In addition to tackling social media, mobile commerce and advances in fulfillment and order management technologies, many retail chains at the top of the fastest-growing list are taking advantage of the increasing amounts of information available to them about who their customers are, what they are buying, when and in which channel. Some call analyzing this growing mass of consumer information "big data."

In the last few years, for example, The Children's Place has focused on linking its e-commerce platform with its customer relationship management system and loyalty programs so that it can better understand its customers, says Michael Dupuis, vice president of e-commerce.

The merchant can analyze such key metrics as web site visit frequency, purchase frequency, size and channel, to determine what certain customers or customer segments respond to. For example, Children's Place tracks site visitor Jane Shopper when she buys a red boys T-shirt in a store and swipes her loyalty card, then follows her onto the web three days later when she signs in with her user name and password to write a review of the T-shirt. The merchant also knows that she browsed other colors of the same T-shirt for about five minutes, but then decided to purchase a pair of jeans.
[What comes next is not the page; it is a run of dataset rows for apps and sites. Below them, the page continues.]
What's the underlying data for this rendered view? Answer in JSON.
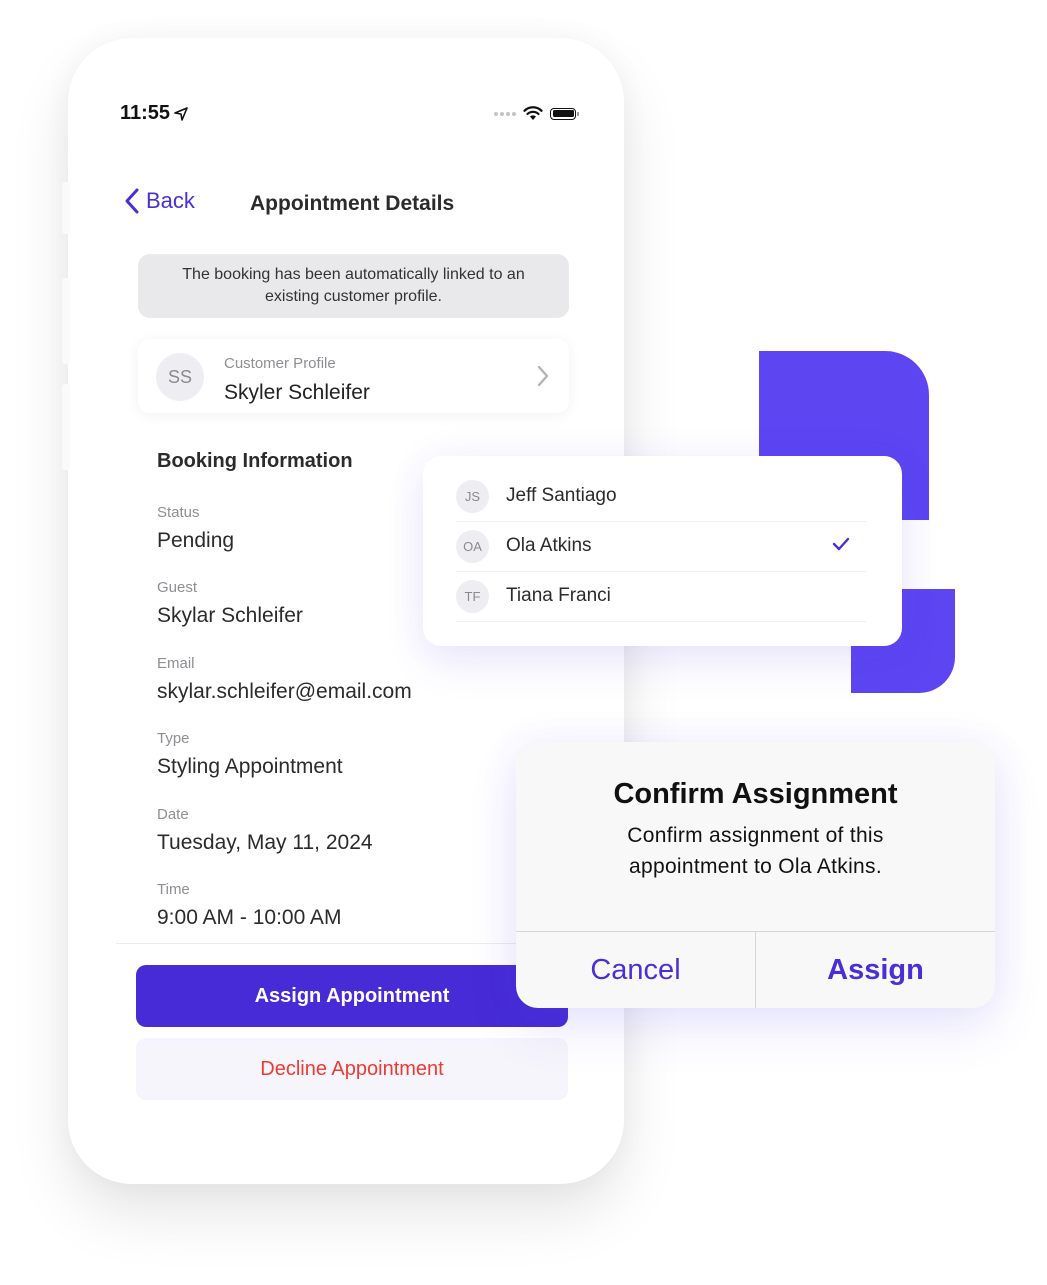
{
  "status_bar": {
    "time": "11:55",
    "location_icon": "location-arrow-icon",
    "signal_icon": "signal-dots-icon",
    "wifi_icon": "wifi-icon",
    "battery_icon": "battery-icon"
  },
  "nav": {
    "back_label": "Back",
    "title": "Appointment Details"
  },
  "notice": {
    "text": "The booking has been automatically linked to an existing customer profile."
  },
  "customer_profile": {
    "initials": "SS",
    "label": "Customer Profile",
    "name": "Skyler Schleifer"
  },
  "booking_info": {
    "title": "Booking Information",
    "fields": [
      {
        "label": "Status",
        "value": "Pending"
      },
      {
        "label": "Guest",
        "value": "Skylar Schleifer"
      },
      {
        "label": "Email",
        "value": "skylar.schleifer@email.com"
      },
      {
        "label": "Type",
        "value": "Styling Appointment"
      },
      {
        "label": "Date",
        "value": "Tuesday, May 11, 2024"
      },
      {
        "label": "Time",
        "value": "9:00 AM - 10:00 AM"
      }
    ]
  },
  "actions": {
    "assign_label": "Assign Appointment",
    "decline_label": "Decline Appointment"
  },
  "staff_picker": {
    "items": [
      {
        "initials": "JS",
        "name": "Jeff Santiago",
        "selected": false
      },
      {
        "initials": "OA",
        "name": "Ola Atkins",
        "selected": true
      },
      {
        "initials": "TF",
        "name": "Tiana Franci",
        "selected": false
      }
    ]
  },
  "confirm_dialog": {
    "title": "Confirm Assignment",
    "message": "Confirm assignment of this appointment to Ola Atkins.",
    "cancel_label": "Cancel",
    "confirm_label": "Assign"
  },
  "colors": {
    "accent": "#462bd6",
    "decoration": "#5e45f2",
    "destructive": "#ee3a32"
  }
}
Children's Place can combine the data on all of those interactions, compare them to other shoppers' behaviors and not only figure out how to market to Jane more effectively, but also to customers that behave online and in stores in similar ways.

"We now have one single real-time view of the customer inside of a database," he says. "We can take groups of customers that are particularly valuable to us and figure out how to achieve the highest likelihood of conversion. This is enormously valuable as far as sourcing new customers, allocating marketing dollars and figuring out how to deliver campaigns that ultimately speak to customers in a way that works, and driving more out of each one."

The Children's Place has gone from generating around 1% of total sales, or about $5.1 million, from e-commerce in 2003 to nearly 12%, or $215.0 million, in 2012. That's more than 4000% growth in online sales over the last decade. Investors have been impressed by the retailer's overall performance, as the stock price—about $11.50 a decade ago—is around $48 today. Among the 146 retailers that survived the last 10 years of the Top 500 Guide, Children's Place is the fourth-fastest growing in terms of online sales.

The retail chains that have survived the last 10 years and flourished the most online have been those with the foresight and wherewithal to take advantage of new technologies to give shoppers what they want, says Dupuis of Children's Place. "It used to be said that if you're not a technology company, you shouldn't attempt to be one," he says. "But omnichannel retailers nowadays have to be both technology companies and data analytics companies to beat the competition."